— Stored items —
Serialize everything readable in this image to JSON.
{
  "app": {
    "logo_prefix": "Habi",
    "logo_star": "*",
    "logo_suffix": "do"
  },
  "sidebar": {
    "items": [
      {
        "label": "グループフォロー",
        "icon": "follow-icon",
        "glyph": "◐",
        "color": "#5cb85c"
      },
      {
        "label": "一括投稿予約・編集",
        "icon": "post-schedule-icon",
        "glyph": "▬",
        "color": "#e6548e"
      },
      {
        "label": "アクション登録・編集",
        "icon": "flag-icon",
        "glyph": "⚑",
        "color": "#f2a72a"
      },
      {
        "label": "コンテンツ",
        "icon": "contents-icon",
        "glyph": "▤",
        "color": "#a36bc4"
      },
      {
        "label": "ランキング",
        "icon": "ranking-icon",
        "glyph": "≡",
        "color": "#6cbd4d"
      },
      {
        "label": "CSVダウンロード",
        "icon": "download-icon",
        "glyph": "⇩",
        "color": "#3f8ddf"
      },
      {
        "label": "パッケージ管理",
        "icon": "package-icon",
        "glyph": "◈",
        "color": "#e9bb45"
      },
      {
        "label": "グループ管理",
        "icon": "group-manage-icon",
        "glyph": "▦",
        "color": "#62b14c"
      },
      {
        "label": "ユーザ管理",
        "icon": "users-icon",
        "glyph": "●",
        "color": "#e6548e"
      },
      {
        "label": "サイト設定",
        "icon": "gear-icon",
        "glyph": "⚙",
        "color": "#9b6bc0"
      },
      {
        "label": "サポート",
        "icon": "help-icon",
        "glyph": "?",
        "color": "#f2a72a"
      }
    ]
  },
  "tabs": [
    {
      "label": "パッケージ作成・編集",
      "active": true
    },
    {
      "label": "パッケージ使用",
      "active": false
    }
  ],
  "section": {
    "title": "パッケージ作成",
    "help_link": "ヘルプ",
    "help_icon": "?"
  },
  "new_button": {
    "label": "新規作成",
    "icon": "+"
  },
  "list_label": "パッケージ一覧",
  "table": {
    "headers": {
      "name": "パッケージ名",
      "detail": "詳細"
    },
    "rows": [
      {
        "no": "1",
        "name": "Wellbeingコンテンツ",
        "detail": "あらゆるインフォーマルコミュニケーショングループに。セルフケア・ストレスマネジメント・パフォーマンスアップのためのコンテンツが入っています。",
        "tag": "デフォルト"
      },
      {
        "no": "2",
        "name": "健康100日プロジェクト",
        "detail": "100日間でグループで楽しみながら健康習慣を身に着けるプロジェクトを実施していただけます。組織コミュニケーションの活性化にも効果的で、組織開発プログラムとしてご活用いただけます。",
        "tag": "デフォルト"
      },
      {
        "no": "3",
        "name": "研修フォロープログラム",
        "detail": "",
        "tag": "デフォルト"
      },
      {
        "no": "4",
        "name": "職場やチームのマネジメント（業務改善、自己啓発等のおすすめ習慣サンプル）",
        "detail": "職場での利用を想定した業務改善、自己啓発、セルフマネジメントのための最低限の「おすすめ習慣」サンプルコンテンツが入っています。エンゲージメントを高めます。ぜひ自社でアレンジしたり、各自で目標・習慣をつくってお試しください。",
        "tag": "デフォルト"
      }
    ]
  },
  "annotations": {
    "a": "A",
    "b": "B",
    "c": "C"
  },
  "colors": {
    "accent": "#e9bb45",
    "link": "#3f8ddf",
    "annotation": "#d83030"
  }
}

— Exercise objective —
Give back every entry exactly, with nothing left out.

— Answer below —
Serialize everything readable in this image to JSON.
{
  "app": {
    "logo_prefix": "Habi",
    "logo_star": "*",
    "logo_suffix": "do"
  },
  "sidebar": {
    "items": [
      {
        "label": "グループフォロー",
        "icon": "follow-icon",
        "glyph": "◐",
        "color": "#5cb85c"
      },
      {
        "label": "一括投稿予約・編集",
        "icon": "post-schedule-icon",
        "glyph": "▬",
        "color": "#e6548e"
      },
      {
        "label": "アクション登録・編集",
        "icon": "flag-icon",
        "glyph": "⚑",
        "color": "#f2a72a"
      },
      {
        "label": "コンテンツ",
        "icon": "contents-icon",
        "glyph": "▤",
        "color": "#a36bc4"
      },
      {
        "label": "ランキング",
        "icon": "ranking-icon",
        "glyph": "≡",
        "color": "#6cbd4d"
      },
      {
        "label": "CSVダウンロード",
        "icon": "download-icon",
        "glyph": "⇩",
        "color": "#3f8ddf"
      },
      {
        "label": "パッケージ管理",
        "icon": "package-icon",
        "glyph": "◈",
        "color": "#e9bb45"
      },
      {
        "label": "グループ管理",
        "icon": "group-manage-icon",
        "glyph": "▦",
        "color": "#62b14c"
      },
      {
        "label": "ユーザ管理",
        "icon": "users-icon",
        "glyph": "●",
        "color": "#e6548e"
      },
      {
        "label": "サイト設定",
        "icon": "gear-icon",
        "glyph": "⚙",
        "color": "#9b6bc0"
      },
      {
        "label": "サポート",
        "icon": "help-icon",
        "glyph": "?",
        "color": "#f2a72a"
      }
    ]
  },
  "tabs": [
    {
      "label": "パッケージ作成・編集",
      "active": true
    },
    {
      "label": "パッケージ使用",
      "active": false
    }
  ],
  "section": {
    "title": "パッケージ作成",
    "help_link": "ヘルプ",
    "help_icon": "?"
  },
  "new_button": {
    "label": "新規作成",
    "icon": "+"
  },
  "list_label": "パッケージ一覧",
  "table": {
    "headers": {
      "name": "パッケージ名",
      "detail": "詳細"
    },
    "rows": [
      {
        "no": "1",
        "name": "Wellbeingコンテンツ",
        "detail": "あらゆるインフォーマルコミュニケーショングループに。セルフケア・ストレスマネジメント・パフォーマンスアップのためのコンテンツが入っています。",
        "tag": "デフォルト"
      },
      {
        "no": "2",
        "name": "健康100日プロジェクト",
        "detail": "100日間でグループで楽しみながら健康習慣を身に着けるプロジェクトを実施していただけます。組織コミュニケーションの活性化にも効果的で、組織開発プログラムとしてご活用いただけます。",
        "tag": "デフォルト"
      },
      {
        "no": "3",
        "name": "研修フォロープログラム",
        "detail": "",
        "tag": "デフォルト"
      },
      {
        "no": "4",
        "name": "職場やチームのマネジメント（業務改善、自己啓発等のおすすめ習慣サンプル）",
        "detail": "職場での利用を想定した業務改善、自己啓発、セルフマネジメントのための最低限の「おすすめ習慣」サンプルコンテンツが入っています。エンゲージメントを高めます。ぜひ自社でアレンジしたり、各自で目標・習慣をつくってお試しください。",
        "tag": "デフォルト"
      }
    ]
  },
  "annotations": {
    "a": "A",
    "b": "B",
    "c": "C"
  },
  "colors": {
    "accent": "#e9bb45",
    "link": "#3f8ddf",
    "annotation": "#d83030"
  }
}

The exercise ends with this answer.